▶ _Exercise prompt_
Your output should be each line from the material below that has the word "Program".

▶ _Data for the task_

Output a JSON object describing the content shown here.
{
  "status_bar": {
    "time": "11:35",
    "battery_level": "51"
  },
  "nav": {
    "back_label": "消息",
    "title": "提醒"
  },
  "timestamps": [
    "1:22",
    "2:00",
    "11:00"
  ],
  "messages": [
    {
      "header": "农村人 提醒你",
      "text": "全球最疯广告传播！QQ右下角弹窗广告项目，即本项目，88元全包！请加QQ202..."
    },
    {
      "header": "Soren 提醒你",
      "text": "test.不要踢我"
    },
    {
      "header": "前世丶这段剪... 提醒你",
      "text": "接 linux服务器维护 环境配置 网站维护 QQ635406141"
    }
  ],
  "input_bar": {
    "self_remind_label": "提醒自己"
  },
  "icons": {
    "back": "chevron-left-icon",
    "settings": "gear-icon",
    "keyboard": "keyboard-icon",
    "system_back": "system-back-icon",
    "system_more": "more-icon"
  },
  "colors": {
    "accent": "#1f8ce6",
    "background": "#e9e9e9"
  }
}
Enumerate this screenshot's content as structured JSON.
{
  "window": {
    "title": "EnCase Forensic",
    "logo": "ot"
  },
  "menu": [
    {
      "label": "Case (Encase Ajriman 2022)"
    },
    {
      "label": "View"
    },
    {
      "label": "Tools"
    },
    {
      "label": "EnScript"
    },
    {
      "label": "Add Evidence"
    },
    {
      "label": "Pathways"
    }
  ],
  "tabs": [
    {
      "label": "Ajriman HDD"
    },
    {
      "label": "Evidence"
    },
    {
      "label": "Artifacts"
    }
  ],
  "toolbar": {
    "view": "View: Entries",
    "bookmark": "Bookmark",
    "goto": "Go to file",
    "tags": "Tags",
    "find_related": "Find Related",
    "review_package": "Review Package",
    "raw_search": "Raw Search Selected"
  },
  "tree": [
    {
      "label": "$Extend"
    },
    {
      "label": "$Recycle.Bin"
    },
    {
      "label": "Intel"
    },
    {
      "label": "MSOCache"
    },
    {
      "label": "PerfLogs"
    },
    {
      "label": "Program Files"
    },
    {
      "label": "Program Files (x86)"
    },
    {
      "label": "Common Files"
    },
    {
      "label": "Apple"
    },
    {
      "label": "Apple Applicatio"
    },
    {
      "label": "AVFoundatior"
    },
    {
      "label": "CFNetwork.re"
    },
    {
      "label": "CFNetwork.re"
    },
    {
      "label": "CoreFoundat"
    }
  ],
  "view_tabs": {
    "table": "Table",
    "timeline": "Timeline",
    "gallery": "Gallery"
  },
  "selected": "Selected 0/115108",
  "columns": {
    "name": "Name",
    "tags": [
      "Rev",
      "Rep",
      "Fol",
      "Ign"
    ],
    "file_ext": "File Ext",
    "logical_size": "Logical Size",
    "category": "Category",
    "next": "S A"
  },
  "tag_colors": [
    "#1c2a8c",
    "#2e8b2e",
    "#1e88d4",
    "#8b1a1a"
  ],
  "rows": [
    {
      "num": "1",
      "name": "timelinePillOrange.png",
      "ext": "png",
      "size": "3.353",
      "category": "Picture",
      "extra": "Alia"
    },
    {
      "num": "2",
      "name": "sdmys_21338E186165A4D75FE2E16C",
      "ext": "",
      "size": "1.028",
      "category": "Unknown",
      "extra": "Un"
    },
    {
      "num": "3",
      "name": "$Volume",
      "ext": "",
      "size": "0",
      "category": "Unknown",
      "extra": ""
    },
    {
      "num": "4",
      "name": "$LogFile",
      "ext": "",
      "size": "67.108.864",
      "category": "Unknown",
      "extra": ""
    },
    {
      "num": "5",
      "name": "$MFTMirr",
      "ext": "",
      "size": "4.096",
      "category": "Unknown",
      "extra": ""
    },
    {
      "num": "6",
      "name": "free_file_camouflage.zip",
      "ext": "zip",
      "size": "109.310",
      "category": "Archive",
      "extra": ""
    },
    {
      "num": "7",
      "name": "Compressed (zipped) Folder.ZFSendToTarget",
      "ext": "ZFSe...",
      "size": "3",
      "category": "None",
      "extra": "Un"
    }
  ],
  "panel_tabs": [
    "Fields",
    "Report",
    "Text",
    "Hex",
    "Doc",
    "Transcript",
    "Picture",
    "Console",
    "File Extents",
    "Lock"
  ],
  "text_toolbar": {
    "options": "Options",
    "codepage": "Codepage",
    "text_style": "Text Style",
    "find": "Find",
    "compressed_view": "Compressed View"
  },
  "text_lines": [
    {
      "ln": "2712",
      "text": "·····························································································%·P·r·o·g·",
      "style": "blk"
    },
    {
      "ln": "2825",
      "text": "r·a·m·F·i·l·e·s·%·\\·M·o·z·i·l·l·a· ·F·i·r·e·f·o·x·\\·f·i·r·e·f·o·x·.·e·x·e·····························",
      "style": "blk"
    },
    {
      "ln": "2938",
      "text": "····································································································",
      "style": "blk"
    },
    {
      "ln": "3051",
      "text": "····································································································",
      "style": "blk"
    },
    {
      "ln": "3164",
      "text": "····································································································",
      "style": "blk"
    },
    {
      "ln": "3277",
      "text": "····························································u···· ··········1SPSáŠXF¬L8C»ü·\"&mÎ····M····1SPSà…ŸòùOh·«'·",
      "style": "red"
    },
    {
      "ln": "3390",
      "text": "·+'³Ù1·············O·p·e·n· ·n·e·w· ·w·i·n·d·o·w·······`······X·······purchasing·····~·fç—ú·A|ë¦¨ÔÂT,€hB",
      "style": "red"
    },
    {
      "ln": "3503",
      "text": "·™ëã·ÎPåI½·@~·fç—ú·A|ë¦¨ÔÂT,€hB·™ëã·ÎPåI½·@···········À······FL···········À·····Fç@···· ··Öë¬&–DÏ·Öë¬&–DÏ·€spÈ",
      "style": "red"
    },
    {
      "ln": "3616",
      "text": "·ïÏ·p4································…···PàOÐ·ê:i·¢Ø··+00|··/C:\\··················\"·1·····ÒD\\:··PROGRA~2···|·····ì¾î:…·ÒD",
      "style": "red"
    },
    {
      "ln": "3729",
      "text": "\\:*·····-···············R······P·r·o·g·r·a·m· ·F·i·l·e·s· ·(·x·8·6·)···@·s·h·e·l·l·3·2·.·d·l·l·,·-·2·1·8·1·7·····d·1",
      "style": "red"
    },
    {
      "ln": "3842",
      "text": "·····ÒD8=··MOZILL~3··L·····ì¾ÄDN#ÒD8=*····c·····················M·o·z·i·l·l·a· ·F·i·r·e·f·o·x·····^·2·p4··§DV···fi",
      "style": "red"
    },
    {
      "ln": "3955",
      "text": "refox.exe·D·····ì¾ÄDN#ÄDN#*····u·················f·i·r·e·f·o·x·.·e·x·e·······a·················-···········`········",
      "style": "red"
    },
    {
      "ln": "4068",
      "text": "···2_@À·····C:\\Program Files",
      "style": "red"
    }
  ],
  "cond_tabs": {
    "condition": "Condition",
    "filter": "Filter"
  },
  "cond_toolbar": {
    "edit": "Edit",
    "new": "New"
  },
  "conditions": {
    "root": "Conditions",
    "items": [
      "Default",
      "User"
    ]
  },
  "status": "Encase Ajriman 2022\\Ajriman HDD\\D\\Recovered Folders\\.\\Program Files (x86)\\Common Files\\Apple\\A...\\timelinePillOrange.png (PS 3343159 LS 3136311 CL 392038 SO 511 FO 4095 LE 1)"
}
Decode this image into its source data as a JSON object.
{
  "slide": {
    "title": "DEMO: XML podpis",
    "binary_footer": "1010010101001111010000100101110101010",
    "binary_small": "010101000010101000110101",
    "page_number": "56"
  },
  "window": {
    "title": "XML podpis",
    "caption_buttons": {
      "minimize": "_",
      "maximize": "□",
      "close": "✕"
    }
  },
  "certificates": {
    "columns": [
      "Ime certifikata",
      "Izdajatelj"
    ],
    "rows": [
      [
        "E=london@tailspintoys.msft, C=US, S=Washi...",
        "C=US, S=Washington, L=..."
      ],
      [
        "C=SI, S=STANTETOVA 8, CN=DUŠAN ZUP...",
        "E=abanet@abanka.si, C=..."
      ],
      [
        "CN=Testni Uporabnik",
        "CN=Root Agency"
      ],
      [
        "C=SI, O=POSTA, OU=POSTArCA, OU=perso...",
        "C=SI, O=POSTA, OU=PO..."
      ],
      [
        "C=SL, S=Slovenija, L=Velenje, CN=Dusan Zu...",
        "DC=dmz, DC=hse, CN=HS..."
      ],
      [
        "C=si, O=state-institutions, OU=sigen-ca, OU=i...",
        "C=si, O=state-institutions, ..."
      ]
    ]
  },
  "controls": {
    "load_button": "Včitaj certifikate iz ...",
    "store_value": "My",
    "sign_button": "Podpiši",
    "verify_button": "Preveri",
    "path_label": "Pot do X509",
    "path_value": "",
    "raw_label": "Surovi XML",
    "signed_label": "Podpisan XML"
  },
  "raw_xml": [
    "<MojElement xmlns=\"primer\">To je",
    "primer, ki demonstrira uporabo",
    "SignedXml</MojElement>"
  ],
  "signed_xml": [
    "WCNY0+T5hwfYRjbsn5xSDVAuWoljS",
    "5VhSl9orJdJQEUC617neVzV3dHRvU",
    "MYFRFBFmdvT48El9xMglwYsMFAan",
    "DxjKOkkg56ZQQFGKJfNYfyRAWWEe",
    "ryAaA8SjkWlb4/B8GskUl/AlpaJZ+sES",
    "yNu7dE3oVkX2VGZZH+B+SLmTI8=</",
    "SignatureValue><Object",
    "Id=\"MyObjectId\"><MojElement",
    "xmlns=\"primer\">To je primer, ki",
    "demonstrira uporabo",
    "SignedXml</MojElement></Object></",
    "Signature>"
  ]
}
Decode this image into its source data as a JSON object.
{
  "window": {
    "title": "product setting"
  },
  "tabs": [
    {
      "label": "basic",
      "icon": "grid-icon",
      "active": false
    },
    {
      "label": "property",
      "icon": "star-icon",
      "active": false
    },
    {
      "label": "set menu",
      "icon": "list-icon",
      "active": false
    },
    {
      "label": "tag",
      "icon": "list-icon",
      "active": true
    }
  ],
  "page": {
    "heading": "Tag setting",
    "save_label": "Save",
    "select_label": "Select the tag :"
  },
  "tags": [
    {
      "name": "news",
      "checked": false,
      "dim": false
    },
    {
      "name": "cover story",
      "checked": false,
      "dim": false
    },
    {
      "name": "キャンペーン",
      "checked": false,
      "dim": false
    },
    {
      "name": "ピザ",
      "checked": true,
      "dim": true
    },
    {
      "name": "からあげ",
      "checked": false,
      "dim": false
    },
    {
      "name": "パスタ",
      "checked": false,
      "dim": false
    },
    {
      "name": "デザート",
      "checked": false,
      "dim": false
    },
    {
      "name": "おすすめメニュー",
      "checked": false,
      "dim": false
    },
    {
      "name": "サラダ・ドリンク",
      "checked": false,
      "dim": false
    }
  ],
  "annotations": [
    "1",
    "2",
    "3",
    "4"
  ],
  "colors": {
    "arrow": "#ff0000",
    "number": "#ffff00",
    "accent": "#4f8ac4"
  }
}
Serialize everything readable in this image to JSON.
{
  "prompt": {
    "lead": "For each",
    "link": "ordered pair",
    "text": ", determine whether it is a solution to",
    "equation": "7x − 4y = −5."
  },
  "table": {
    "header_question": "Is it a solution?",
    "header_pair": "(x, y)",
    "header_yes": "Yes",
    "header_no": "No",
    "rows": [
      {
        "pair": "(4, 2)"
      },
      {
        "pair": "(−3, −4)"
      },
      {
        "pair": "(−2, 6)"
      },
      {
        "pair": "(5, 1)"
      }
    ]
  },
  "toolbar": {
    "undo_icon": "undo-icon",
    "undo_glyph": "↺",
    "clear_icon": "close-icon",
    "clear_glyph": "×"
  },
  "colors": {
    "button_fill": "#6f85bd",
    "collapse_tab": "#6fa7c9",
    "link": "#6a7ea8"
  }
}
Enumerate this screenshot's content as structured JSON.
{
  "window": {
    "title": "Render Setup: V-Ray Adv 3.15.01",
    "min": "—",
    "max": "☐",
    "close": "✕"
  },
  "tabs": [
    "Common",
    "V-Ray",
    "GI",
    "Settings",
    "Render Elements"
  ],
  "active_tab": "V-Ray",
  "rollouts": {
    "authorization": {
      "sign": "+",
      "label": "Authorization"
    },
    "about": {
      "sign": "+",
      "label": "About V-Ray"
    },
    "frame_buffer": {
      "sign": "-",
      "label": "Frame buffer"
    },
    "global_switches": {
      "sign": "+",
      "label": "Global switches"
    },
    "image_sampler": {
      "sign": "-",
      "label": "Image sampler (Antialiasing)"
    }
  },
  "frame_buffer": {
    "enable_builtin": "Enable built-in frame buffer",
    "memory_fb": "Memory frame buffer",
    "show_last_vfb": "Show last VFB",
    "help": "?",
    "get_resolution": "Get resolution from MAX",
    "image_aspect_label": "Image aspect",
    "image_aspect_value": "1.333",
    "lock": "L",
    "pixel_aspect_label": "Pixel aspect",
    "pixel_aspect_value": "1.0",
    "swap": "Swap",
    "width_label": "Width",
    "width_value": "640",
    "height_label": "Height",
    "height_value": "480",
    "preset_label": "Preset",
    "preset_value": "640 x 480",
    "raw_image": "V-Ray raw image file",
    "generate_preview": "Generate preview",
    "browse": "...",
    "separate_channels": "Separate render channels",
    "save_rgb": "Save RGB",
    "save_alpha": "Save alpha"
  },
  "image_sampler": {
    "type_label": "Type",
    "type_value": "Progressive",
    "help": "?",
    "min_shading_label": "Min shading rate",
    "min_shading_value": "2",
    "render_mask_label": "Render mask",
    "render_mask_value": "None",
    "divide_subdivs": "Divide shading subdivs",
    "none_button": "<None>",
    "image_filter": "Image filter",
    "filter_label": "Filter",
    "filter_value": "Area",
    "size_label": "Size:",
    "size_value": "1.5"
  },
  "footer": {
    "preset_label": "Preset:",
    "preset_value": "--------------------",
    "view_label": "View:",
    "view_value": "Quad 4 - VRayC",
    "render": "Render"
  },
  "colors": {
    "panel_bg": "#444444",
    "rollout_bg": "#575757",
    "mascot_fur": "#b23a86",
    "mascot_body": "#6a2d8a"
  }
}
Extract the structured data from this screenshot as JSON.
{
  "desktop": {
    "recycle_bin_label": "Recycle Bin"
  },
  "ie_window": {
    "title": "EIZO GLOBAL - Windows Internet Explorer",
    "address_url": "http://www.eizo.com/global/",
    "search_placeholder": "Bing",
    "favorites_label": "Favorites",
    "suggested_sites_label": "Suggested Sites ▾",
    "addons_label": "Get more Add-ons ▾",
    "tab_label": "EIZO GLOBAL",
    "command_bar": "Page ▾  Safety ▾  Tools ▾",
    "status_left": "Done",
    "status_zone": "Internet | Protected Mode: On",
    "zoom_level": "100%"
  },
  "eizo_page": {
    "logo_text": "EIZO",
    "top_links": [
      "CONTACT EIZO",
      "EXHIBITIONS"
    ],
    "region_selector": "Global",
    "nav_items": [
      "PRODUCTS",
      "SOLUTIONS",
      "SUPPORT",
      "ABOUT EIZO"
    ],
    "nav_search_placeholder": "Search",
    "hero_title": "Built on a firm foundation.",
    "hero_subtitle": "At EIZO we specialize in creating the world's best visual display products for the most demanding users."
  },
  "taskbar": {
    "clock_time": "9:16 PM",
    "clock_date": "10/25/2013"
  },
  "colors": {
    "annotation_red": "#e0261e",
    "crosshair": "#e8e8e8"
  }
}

▶ _The answer_
      "label": "Program Files"
      "label": "Program Files (x86)"
      "text": "···2_@À·····C:\\Program Files",
  "status": "Encase Ajriman 2022\\Ajriman HDD\\D\\Recovered Folders\\.\\Program Files (x86)\\Common Files\\Apple\\A...\\timelinePillOrange.png (PS 3343159 LS 3136311 CL 392038 SO 511 FO 4095 LE 1)"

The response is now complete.